─── Material provided ───
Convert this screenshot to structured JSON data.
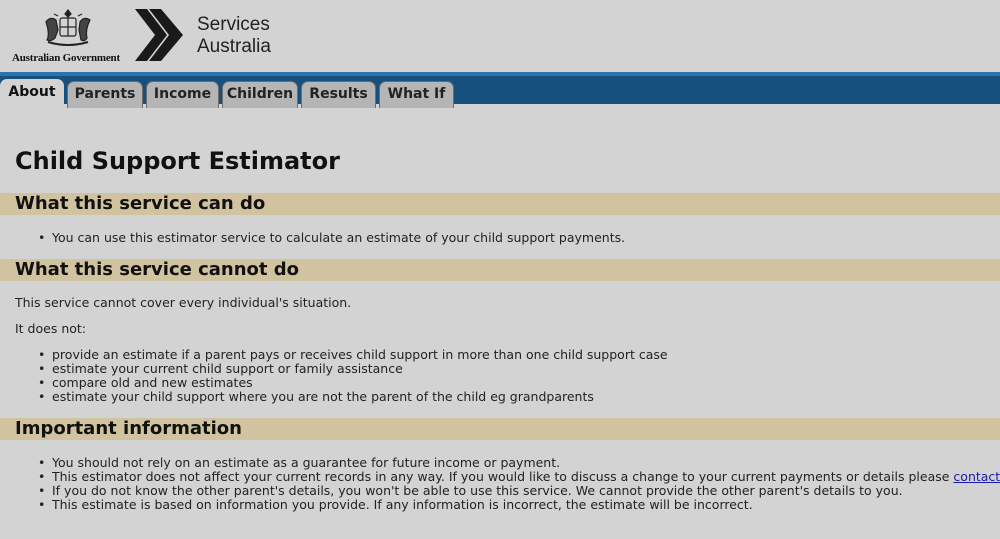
{
  "header": {
    "gov_label": "Australian Government",
    "brand_line1": "Services",
    "brand_line2": "Australia"
  },
  "tabs": [
    {
      "label": "About",
      "active": true
    },
    {
      "label": "Parents"
    },
    {
      "label": "Income"
    },
    {
      "label": "Children"
    },
    {
      "label": "Results"
    },
    {
      "label": "What If"
    }
  ],
  "page": {
    "title": "Child Support Estimator",
    "section1": {
      "heading": "What this service can do",
      "items": [
        "You can use this estimator service to calculate an estimate of your child support payments."
      ]
    },
    "section2": {
      "heading": "What this service cannot do",
      "intro": "This service cannot cover every individual's situation.",
      "subintro": "It does not:",
      "items": [
        "provide an estimate if a parent pays or receives child support in more than one child support case",
        "estimate your current child support or family assistance",
        "compare old and new estimates",
        "estimate your child support where you are not the parent of the child eg grandparents"
      ]
    },
    "section3": {
      "heading": "Important information",
      "item1": "You should not rely on an estimate as a guarantee for future income or payment.",
      "item2_before": "This estimator does not affect your current records in any way. If you would like to discuss a change to your current payments or details please",
      "item2_link": "contact us",
      "item2_after": ".",
      "item3": "If you do not know the other parent's details, you won't be able to use this service. We cannot provide the other parent's details to you.",
      "item4": "This estimate is based on information you provide. If any information is incorrect, the estimate will be incorrect."
    }
  },
  "colors": {
    "nav_bar": "#15507f",
    "section_band": "#d1c3a0",
    "page_bg": "#d3d3d3",
    "link": "#1a1aa6"
  }
}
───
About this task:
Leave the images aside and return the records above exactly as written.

Answer box:
Convert this screenshot to structured JSON data.
{
  "header": {
    "gov_label": "Australian Government",
    "brand_line1": "Services",
    "brand_line2": "Australia"
  },
  "tabs": [
    {
      "label": "About",
      "active": true
    },
    {
      "label": "Parents"
    },
    {
      "label": "Income"
    },
    {
      "label": "Children"
    },
    {
      "label": "Results"
    },
    {
      "label": "What If"
    }
  ],
  "page": {
    "title": "Child Support Estimator",
    "section1": {
      "heading": "What this service can do",
      "items": [
        "You can use this estimator service to calculate an estimate of your child support payments."
      ]
    },
    "section2": {
      "heading": "What this service cannot do",
      "intro": "This service cannot cover every individual's situation.",
      "subintro": "It does not:",
      "items": [
        "provide an estimate if a parent pays or receives child support in more than one child support case",
        "estimate your current child support or family assistance",
        "compare old and new estimates",
        "estimate your child support where you are not the parent of the child eg grandparents"
      ]
    },
    "section3": {
      "heading": "Important information",
      "item1": "You should not rely on an estimate as a guarantee for future income or payment.",
      "item2_before": "This estimator does not affect your current records in any way. If you would like to discuss a change to your current payments or details please",
      "item2_link": "contact us",
      "item2_after": ".",
      "item3": "If you do not know the other parent's details, you won't be able to use this service. We cannot provide the other parent's details to you.",
      "item4": "This estimate is based on information you provide. If any information is incorrect, the estimate will be incorrect."
    }
  },
  "colors": {
    "nav_bar": "#15507f",
    "section_band": "#d1c3a0",
    "page_bg": "#d3d3d3",
    "link": "#1a1aa6"
  }
}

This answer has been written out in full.